Jan. 27, Sunday. Very snowy day. Went to the Capitol. Mr. Laurie preached. Very thin meeting. Mr. Francis Dodge here and dined with us.
Jan. 28, Jonday. Gave Mr. McCreary minutes for Micheaux's on the Oaks and Micheaux's Flora Borealis Americana, Mr. McCreary to send for the books.
Jan 29, Tuesday. At the Capitol. John Randolph made his fire and brimstone speech on the Georgia Land business.
Jan. 30, Wednesday. Debates, warm and pointed, against Randolph.
Jan. 31, Thursday. Same debates continued. Federalists took no part, but they enjoyed the squabble among the Demos.
Feb.1, Friday. Letter from Granger (Postmaster-General), complaining of the attacks from Randolph, and calling for å public examination of his official conduct. The House quite in the style of a French Convention. Randolph's second speech more outrageous than the first. Dana's speech excellent.
Feb. 4, Monday. Impeachment of Judge Chase came to trial. Court opened at twelve. Mr. Harper read the answer of the Judge, and read incomparably well. A great number of spectators. Managers requested time to prepare a replication.
Feb. 6, Wednesday. Managers reported their replication to the house. It was general and expressed in harsh terms. The managers appeared much nettled and perplexed. Motions for striking out exceptionable words failed.
Feb. 8, Friday. The Court met. Witnesses called over on both sides, about twenty. The managers requested longer time. Allowed till tomorrow, twelve o'clock.
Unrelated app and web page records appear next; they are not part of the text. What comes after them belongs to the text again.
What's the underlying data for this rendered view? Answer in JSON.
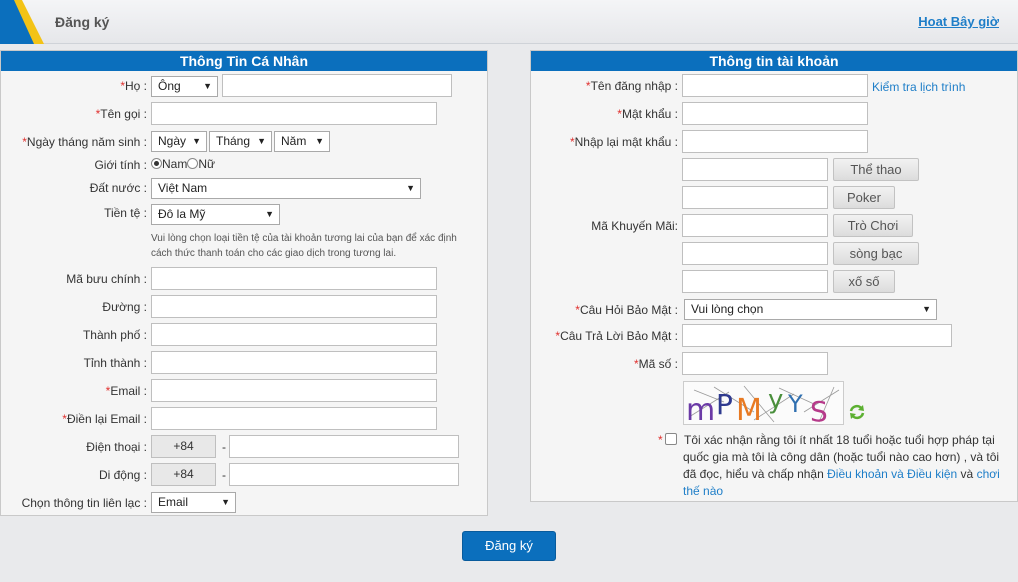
{
  "header": {
    "title": "Đăng ký",
    "login_link": "Hoat Bây giờ"
  },
  "personal": {
    "heading": "Thông Tin Cá Nhân",
    "ho_label": "Họ :",
    "ho_select": "Ông",
    "ten_goi_label": "Tên gọi :",
    "dob_label": "Ngày tháng năm sinh :",
    "dob_day": "Ngày",
    "dob_month": "Tháng",
    "dob_year": "Năm",
    "gender_label": "Giới tính :",
    "gender_male": "Nam",
    "gender_female": "Nữ",
    "country_label": "Đất nước :",
    "country_value": "Việt Nam",
    "currency_label": "Tiền tệ :",
    "currency_value": "Đô la Mỹ",
    "currency_hint": "Vui lòng chọn loại tiền tệ của tài khoản tương lai của bạn để xác định cách thức thanh toán cho các giao dịch trong tương lai.",
    "postal_label": "Mã bưu chính :",
    "street_label": "Đường :",
    "city_label": "Thành phố :",
    "province_label": "Tỉnh thành :",
    "email_label": "Email :",
    "email_confirm_label": "Điền lại Email :",
    "phone_label": "Điện thoại :",
    "phone_code": "+84",
    "mobile_label": "Di động :",
    "mobile_code": "+84",
    "dash": "-",
    "contact_label": "Chọn thông tin liên lạc :",
    "contact_value": "Email"
  },
  "account": {
    "heading": "Thông tin tài khoản",
    "username_label": "Tên đăng nhập :",
    "check_link": "Kiểm tra lịch trình",
    "password_label": "Mật khẩu :",
    "password_confirm_label": "Nhập lại mật khẩu :",
    "promo_label": "Mã Khuyến Mãi:",
    "promo_buttons": [
      "Thể thao",
      "Poker",
      "Trò Chơi",
      "sòng bạc",
      "xố số"
    ],
    "security_q_label": "Câu Hỏi Bảo Mật :",
    "security_q_value": "Vui lòng chọn",
    "security_a_label": "Câu Trả Lời Bảo Mật :",
    "code_label": "Mã số :",
    "captcha_text": "mPMyYS",
    "terms_text": "Tôi xác nhận rằng tôi ít nhất 18 tuổi hoặc tuổi hợp pháp tại quốc gia mà tôi là công dân (hoặc tuổi nào cao hơn) , và tôi đã đọc, hiểu và chấp nhận",
    "terms_link": "Điều khoản và Điều kiện",
    "terms_and": "và",
    "play_link": "chơi thế nào"
  },
  "submit_label": "Đăng ký",
  "colors": {
    "header_blue": "#0b6fbd",
    "link_blue": "#1e7ec8",
    "required_red": "#e0302e"
  }
}
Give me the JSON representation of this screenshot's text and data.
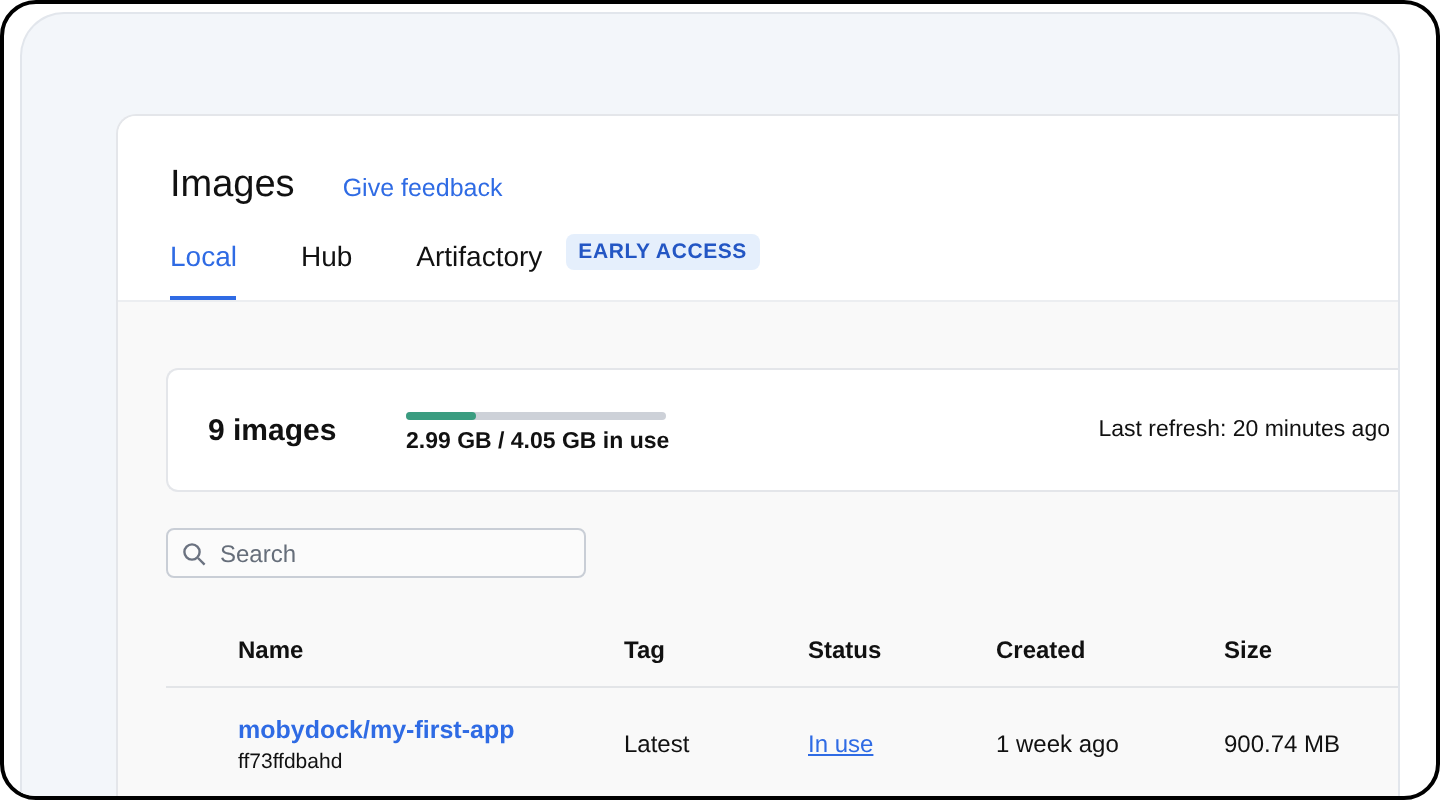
{
  "header": {
    "title": "Images",
    "feedback_link": "Give feedback"
  },
  "tabs": [
    {
      "label": "Local",
      "selected": true
    },
    {
      "label": "Hub",
      "selected": false
    },
    {
      "label": "Artifactory",
      "selected": false,
      "badge": "EARLY ACCESS"
    }
  ],
  "summary": {
    "count": "9 images",
    "usage": {
      "level": 0.27,
      "reading": "2.99 GB / 4.05 GB in use"
    },
    "last_refresh": "Last refresh: 20 minutes ago"
  },
  "search": {
    "placeholder": "Search"
  },
  "table": {
    "columns": [
      "Name",
      "Tag",
      "Status",
      "Created",
      "Size"
    ],
    "rows": [
      {
        "name": "mobydock/my-first-app",
        "id": "ff73ffdbahd",
        "tag": "Latest",
        "status": "In use",
        "created": "1 week ago",
        "size": "900.74 MB"
      }
    ]
  }
}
Feb. 9, Saturday. House did business from ten to twelve. The Court opened at twelve. Randolph made his speech;